Professor Yash Ghai, the globally acclaimed – and peerless – constitutional scholar and legal wizard, once opined that the Kenya Judiciary isn’t known for any original or landmark jurisprudence. Think of courts in other jurisdictions and transformational rulings come to mind.
In South Africa, the Constitutional Court struck down the death penalty in the 1995 Makwanyane case. In the United States, a unanimous Supreme Court in 1954 struck down racial segregation in public schools in Brown vs Board of Education.
The court ruled that racially separate schools were inherently unequal because they violated the Equal Protection Clause of the Constitution. There’s no equivalent path-breaking ruling in Kenyan courts. However, the erudite Justice Mumbi Ngugi is slowly changing that sad and well-earned indictment.
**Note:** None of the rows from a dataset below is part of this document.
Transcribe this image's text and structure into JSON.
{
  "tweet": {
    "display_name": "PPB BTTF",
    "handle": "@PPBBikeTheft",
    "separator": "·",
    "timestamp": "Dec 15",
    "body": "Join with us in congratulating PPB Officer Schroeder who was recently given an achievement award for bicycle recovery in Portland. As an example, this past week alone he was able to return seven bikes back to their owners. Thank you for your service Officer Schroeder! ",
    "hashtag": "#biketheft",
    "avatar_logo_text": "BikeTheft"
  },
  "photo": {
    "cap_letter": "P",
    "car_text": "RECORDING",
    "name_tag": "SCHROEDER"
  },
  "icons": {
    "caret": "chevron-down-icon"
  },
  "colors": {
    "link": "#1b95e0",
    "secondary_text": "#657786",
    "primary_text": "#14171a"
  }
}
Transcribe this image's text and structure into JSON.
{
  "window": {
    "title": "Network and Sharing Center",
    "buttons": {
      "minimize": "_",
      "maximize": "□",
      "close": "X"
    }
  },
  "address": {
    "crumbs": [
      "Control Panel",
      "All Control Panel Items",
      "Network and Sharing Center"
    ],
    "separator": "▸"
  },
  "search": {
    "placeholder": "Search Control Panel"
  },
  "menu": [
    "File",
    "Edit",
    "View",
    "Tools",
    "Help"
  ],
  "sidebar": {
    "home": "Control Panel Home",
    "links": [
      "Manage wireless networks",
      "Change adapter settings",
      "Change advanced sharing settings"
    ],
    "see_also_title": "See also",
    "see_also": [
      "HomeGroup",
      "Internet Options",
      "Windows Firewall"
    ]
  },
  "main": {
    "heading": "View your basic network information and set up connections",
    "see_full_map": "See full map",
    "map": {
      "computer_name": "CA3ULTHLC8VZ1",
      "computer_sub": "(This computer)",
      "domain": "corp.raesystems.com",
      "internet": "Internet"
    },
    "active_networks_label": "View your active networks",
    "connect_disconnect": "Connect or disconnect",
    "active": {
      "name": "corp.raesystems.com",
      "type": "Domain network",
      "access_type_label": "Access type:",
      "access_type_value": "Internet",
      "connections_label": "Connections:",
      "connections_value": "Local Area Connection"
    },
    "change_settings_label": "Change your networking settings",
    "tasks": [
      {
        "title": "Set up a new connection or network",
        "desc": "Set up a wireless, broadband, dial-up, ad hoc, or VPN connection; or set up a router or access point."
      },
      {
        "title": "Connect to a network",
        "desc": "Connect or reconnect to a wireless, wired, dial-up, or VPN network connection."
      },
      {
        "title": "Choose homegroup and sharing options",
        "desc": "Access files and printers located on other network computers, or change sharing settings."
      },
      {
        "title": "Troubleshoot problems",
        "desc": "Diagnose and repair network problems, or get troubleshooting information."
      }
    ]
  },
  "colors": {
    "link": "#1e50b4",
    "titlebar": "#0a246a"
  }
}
Let me state the bottom line upfront. Most of Kenya’s judges aren’t scholars of the law. The judiciary hasn’t cultivated a culture of reading among judges. This is largely the legacy of judicial capture in the Kanu era, a long night of tyranny that hasn’t ended in spite of the 2010 Constitution.
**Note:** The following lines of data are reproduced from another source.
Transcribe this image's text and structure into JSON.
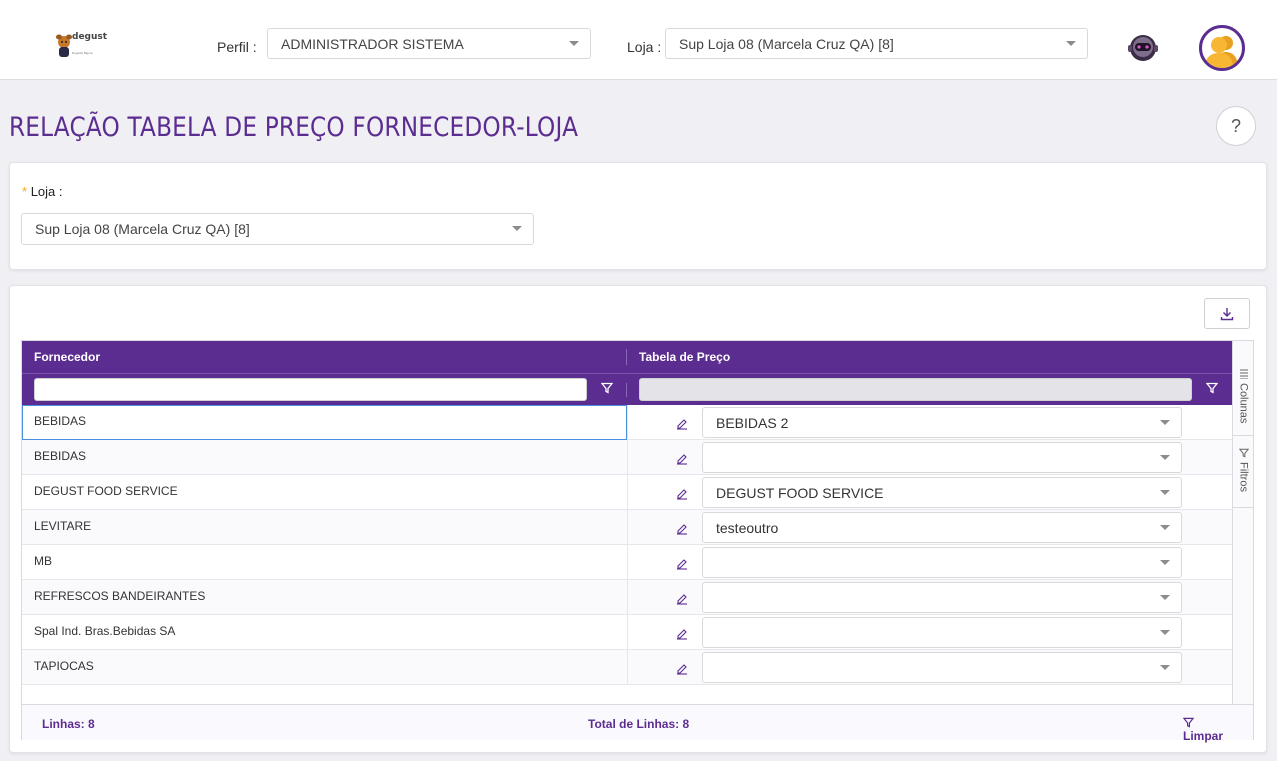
{
  "header": {
    "logo_text": "degust",
    "logo_sub": "Degustti Bigora",
    "perfil_label": "Perfil :",
    "perfil_value": "ADMINISTRADOR SISTEMA",
    "loja_label": "Loja :",
    "loja_value": "Sup Loja 08 (Marcela Cruz QA) [8]"
  },
  "page": {
    "title": "RELAÇÃO TABELA DE PREÇO FORNECEDOR-LOJA",
    "help": "?"
  },
  "form": {
    "required_mark": "*",
    "loja_label": "Loja :",
    "loja_value": "Sup Loja 08 (Marcela Cruz QA) [8]"
  },
  "grid": {
    "columns": [
      "Fornecedor",
      "Tabela de Preço"
    ],
    "side_tabs": [
      "Colunas",
      "Filtros"
    ],
    "rows": [
      {
        "fornecedor": "BEBIDAS",
        "tabela": "BEBIDAS 2"
      },
      {
        "fornecedor": "BEBIDAS",
        "tabela": ""
      },
      {
        "fornecedor": "DEGUST FOOD SERVICE",
        "tabela": "DEGUST FOOD SERVICE"
      },
      {
        "fornecedor": "LEVITARE",
        "tabela": "testeoutro"
      },
      {
        "fornecedor": "MB",
        "tabela": ""
      },
      {
        "fornecedor": "REFRESCOS BANDEIRANTES",
        "tabela": ""
      },
      {
        "fornecedor": "Spal Ind. Bras.Bebidas SA",
        "tabela": ""
      },
      {
        "fornecedor": "TAPIOCAS",
        "tabela": ""
      }
    ],
    "footer": {
      "linhas": "Linhas: 8",
      "total": "Total de Linhas: 8",
      "limpar": "Limpar"
    }
  },
  "colors": {
    "brand": "#5c2d91",
    "required": "#f5a623"
  }
}
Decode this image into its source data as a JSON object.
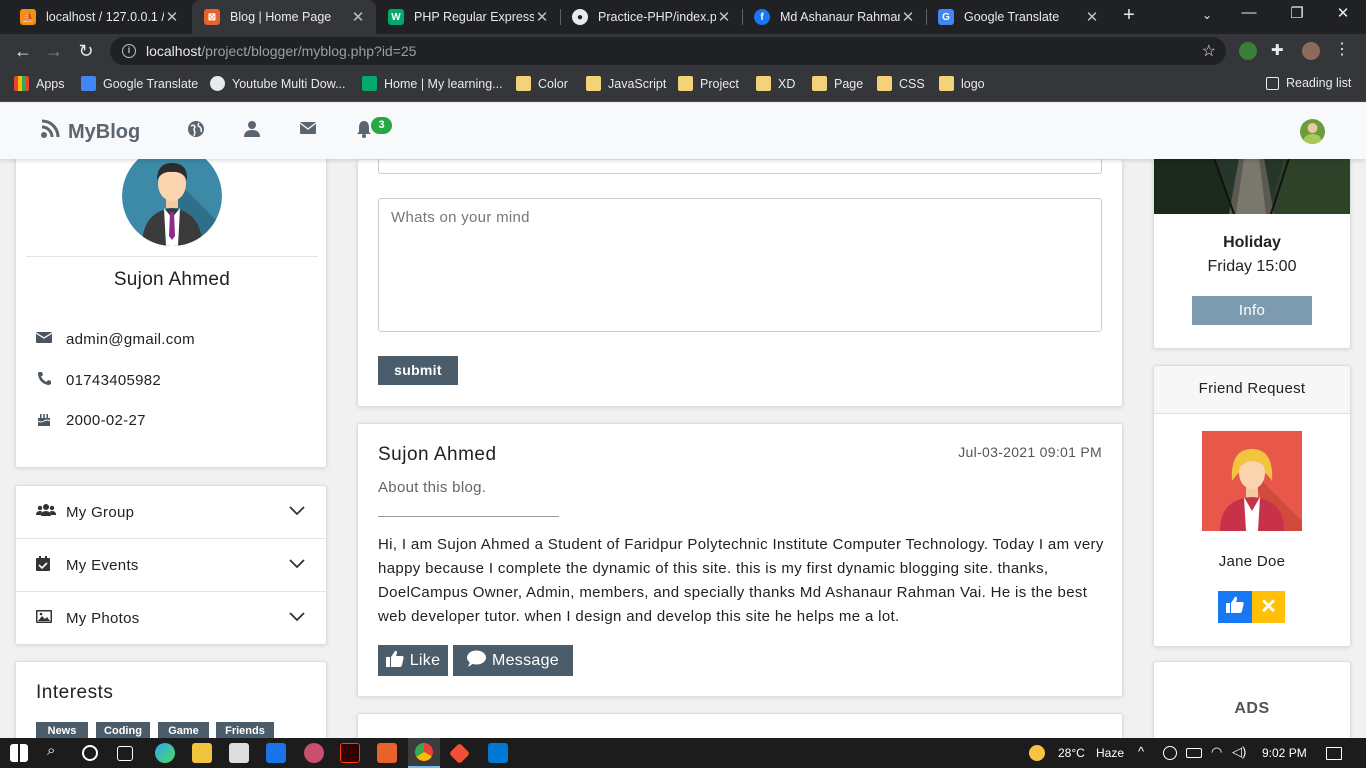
{
  "browser": {
    "tabs": [
      {
        "title": "localhost / 127.0.0.1 / l",
        "active": false
      },
      {
        "title": "Blog | Home Page",
        "active": true
      },
      {
        "title": "PHP Regular Expressio",
        "active": false
      },
      {
        "title": "Practice-PHP/index.ph",
        "active": false
      },
      {
        "title": "Md Ashanaur Rahman",
        "active": false
      },
      {
        "title": "Google Translate",
        "active": false
      }
    ],
    "url_host": "localhost",
    "url_path": "/project/blogger/myblog.php?id=25",
    "bookmarks": {
      "apps": "Apps",
      "google_translate": "Google Translate",
      "youtube": "Youtube Multi Dow...",
      "home": "Home | My learning...",
      "folders": [
        "Color",
        "JavaScript",
        "Project",
        "XD",
        "Page",
        "CSS",
        "logo"
      ],
      "reading_list": "Reading list"
    }
  },
  "site": {
    "brand": "MyBlog",
    "notification_count": "3"
  },
  "profile": {
    "name": "Sujon Ahmed",
    "email": "admin@gmail.com",
    "phone": "01743405982",
    "birthday": "2000-02-27"
  },
  "accordion": {
    "group": "My Group",
    "events": "My Events",
    "photos": "My Photos"
  },
  "interests": {
    "title": "Interests",
    "tags": [
      "News",
      "Coding",
      "Game",
      "Friends"
    ]
  },
  "composer": {
    "placeholder": "Whats on your mind",
    "submit": "submit"
  },
  "post": {
    "author": "Sujon Ahmed",
    "date": "Jul-03-2021 09:01 PM",
    "subtitle": "About this blog.",
    "body": "Hi, I am Sujon Ahmed a Student of Faridpur Polytechnic Institute Computer Technology. Today I am very happy because I complete the dynamic of this site. this is my first dynamic blogging site. thanks, DoelCampus Owner, Admin, members, and specially thanks Md Ashanaur Rahman Vai. He is the best web developer tutor. when I design and develop this site he helps me a lot.",
    "like": "Like",
    "message": "Message"
  },
  "event": {
    "title": "Holiday",
    "time": "Friday 15:00",
    "info_button": "Info"
  },
  "friend_request": {
    "heading": "Friend Request",
    "name": "Jane Doe"
  },
  "ads": {
    "label": "ADS"
  },
  "taskbar": {
    "temperature": "28°C",
    "weather": "Haze",
    "time": "9:02 PM"
  },
  "colors": {
    "primary_button": "#4b5d6b",
    "info_button": "#7d9bb0",
    "accept": "#1877f2",
    "decline": "#ffc107",
    "badge": "#28a745"
  }
}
Either judicial officers still kowtow to the Executive, or their heads are deeply ensconced in the bosom of corruption cartels. Simply put, Kenyan judges aren’t in love with the law. Who can blame them? It really does not pay to know the law, or strive to be a pioneer jurist. Those who do are punished and professionally ruined.
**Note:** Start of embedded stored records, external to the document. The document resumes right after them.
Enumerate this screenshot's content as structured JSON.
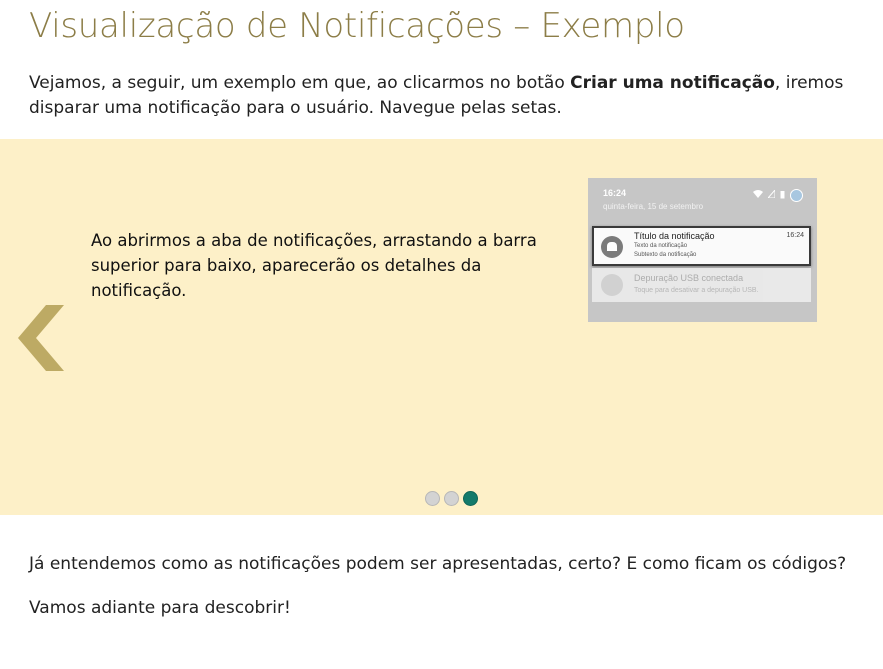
{
  "page": {
    "title": "Visualização de Notificações – Exemplo",
    "intro_before": "Vejamos, a seguir, um exemplo em que, ao clicarmos no botão ",
    "intro_bold": "Criar uma notificação",
    "intro_after": ", iremos disparar uma notificação para o usuário. Navegue pelas setas."
  },
  "carousel": {
    "background": "#fdf0c8",
    "arrow_color": "#bdaa64",
    "slide_text": "Ao abrirmos a aba de notificações, arrastando a barra superior para baixo, aparecerão os detalhes da notificação.",
    "active_dot": 3,
    "dot_count": 3
  },
  "phone": {
    "time": "16:24",
    "date": "quinta-feira, 15 de setembro",
    "status_icons": [
      "wifi-icon",
      "signal-icon",
      "battery-icon",
      "avatar-icon"
    ],
    "notification": {
      "title": "Título da notificação",
      "text": "Texto da notificação",
      "subtext": "Subtexto da notificação",
      "time": "16:24"
    },
    "usb": {
      "title": "Depuração USB conectada",
      "subtitle": "Toque para desativar a depuração USB."
    }
  },
  "outro": {
    "line1": "Já entendemos como as notificações podem ser apresentadas, certo? E como ficam os códigos?",
    "line2": "Vamos adiante para descobrir!"
  },
  "colors": {
    "title": "#8c7d47",
    "dot_active": "#137a6b",
    "dot_inactive": "#d3d3d3"
  }
}
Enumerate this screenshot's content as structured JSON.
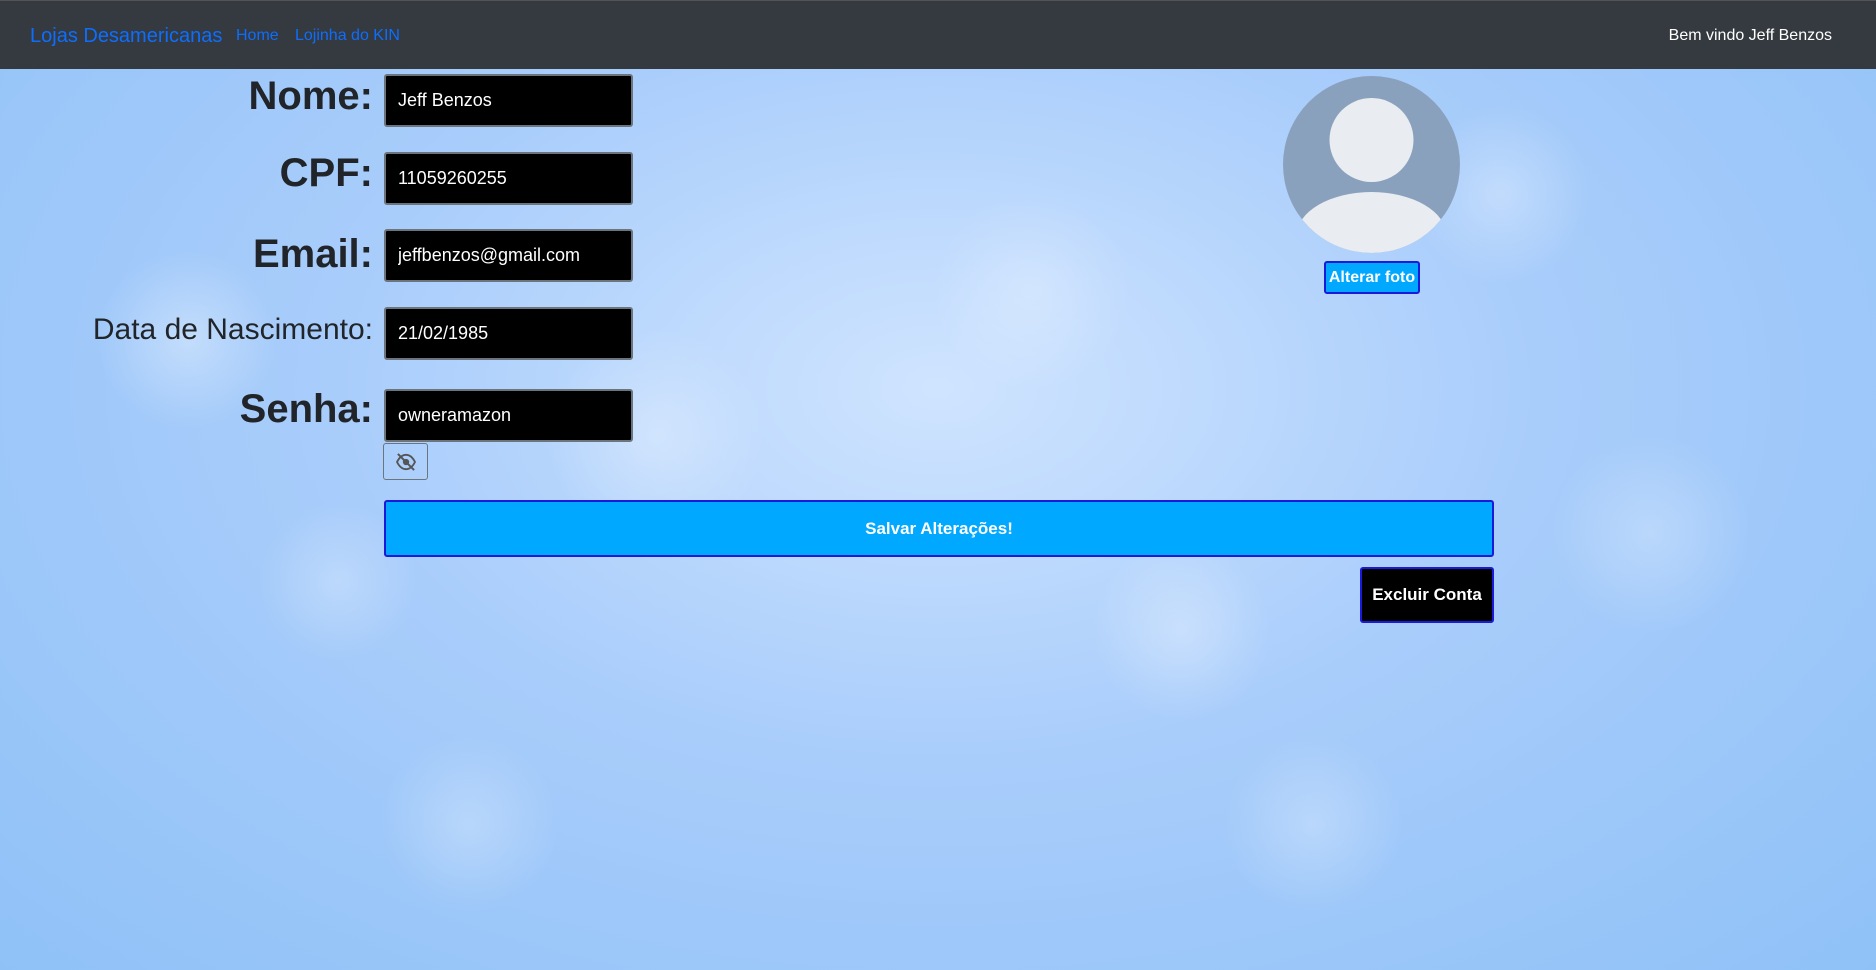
{
  "navbar": {
    "brand": "Lojas Desamericanas",
    "links": [
      {
        "label": "Home"
      },
      {
        "label": "Lojinha do KIN"
      }
    ],
    "welcome": "Bem vindo Jeff Benzos"
  },
  "form": {
    "nome": {
      "label": "Nome:",
      "value": "Jeff Benzos"
    },
    "cpf": {
      "label": "CPF:",
      "value": "11059260255"
    },
    "email": {
      "label": "Email:",
      "value": "jeffbenzos@gmail.com"
    },
    "nascimento": {
      "label": "Data de Nascimento:",
      "value": "21/02/1985"
    },
    "senha": {
      "label": "Senha:",
      "value": "owneramazon"
    },
    "toggle_password_icon": "eye-slash-icon",
    "save_label": "Salvar Alterações!",
    "delete_label": "Excluir Conta"
  },
  "profile": {
    "change_photo_label": "Alterar foto",
    "avatar_icon": "default-user-avatar"
  },
  "colors": {
    "navbar_bg": "#343a40",
    "link": "#0d6efd",
    "primary_button": "#00a8ff",
    "button_border": "#1a1ad8",
    "field_bg": "#000000"
  }
}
There’s a reason we like to call judges jurists. Its true most of them aren’t law professors. The last time they saw a real classroom was on the day of graduation from law school.
Still, the law is a living, breathing, and dynamic discipline. It requires constant reading. Otherwise, the mind calcifies and becomes inert. As a law professor, for example, I don’t teach the same course in the previous year with the identical syllabus and textbook year-in-year-out.
New cases come out and textbooks are revised, or new and better ones written. A law professor can’t simply sit on their fanny – although many do – and hope to teach worth a damn. The only constant in law is learning.
Judges who are steeped in corruption, or waiting by the phone for instructions from State House, don’t need to read. They have no time to open a law book, or read a law review article on the most intriguing and breaking jurisprudential developments.
I bet you if you asked how many books, law review articles, or opinions from leading jurisdictions Kenyan judges have read over the past year the answers would appall you.
That’s assuming the responses were honest. Prodigious reading, a clean and clear conscience, and a humane heart are the foundations of a good legal mind. Imagine a soccer player who rarely takes the field to practice. He’s a recipe for injury and disaster on the pitch.
It’s clear some Kenya judges are readers. Justices Joel Ngugi, Mumbi Ngugi, Kathurima M’Inoti, Isaac Lenaola, and George Odunga, among many others, have curious legal minds and read.
Their opinions reflect the fact that the law is a labour of the intellect. They write carefully, but also beautifully. Their legal reasoning is deep and penetrating. Their judgements aren’t lazy, or written on the back of a napkin.
These are Kenya’s legal trailblazers. Of course there are many more on this list. However, my point is that you can tell a good judge by their rulings. Is the ruling pithy, jurisprudentially sound, courageous, or even bold? Was the judge looking over their shoulder? Did the judge do justice?
Justice Mumbi Ngugi is a cut above the rest. She stands tall in the temple of justice. She’s among a small cadre of judges, with justices Odunga and Joel Ngugi, who are exemplars. Unlike others, she doesn’t whine. She’s a judicial icon who puts her head down and barrels forward. Jubilee’s Uhuru Kenyatta has refused, without reason, and in defiance of the Constitution, to elevate her and the others to the Court of Appeal as recommended by the Judicial Service Commission. This is unacceptable. The Chinese say it’s the peacock that raises its head that gets shot. The state is punishing her and her unimpeachable colleagues for seeing far, like a judicial giraffe, and doing the right thing.
Let’s just take a couple of Justice Mumbi Ngugi’s rulings. She boldly pioneered the landmark ruling that governors facing corruption charges cannot exercise their gubernatorial duties for the pendency of the suit. Thanks to the ruling, Governor Ferdinand Waititu of Kiambu County was shown the door.
More recently, she has ruled that property which can’t be explained is the fruit of crime and must be forfeited. If Mr Kenyatta is serious about fighting graft, then Judge Ngugi is a foremost ally. Only lawyers and judges in corrupt cartels detest her. There’s absolutely no reason – zilch – for Mr Kenyatta to hold up her elevation to the Court of Appeal.
Makau Mutua is SUNY Distinguished Professor and Margaret W Wong Professor at Buffalo Law School. He’s Chair of KHRC. @makaumutua.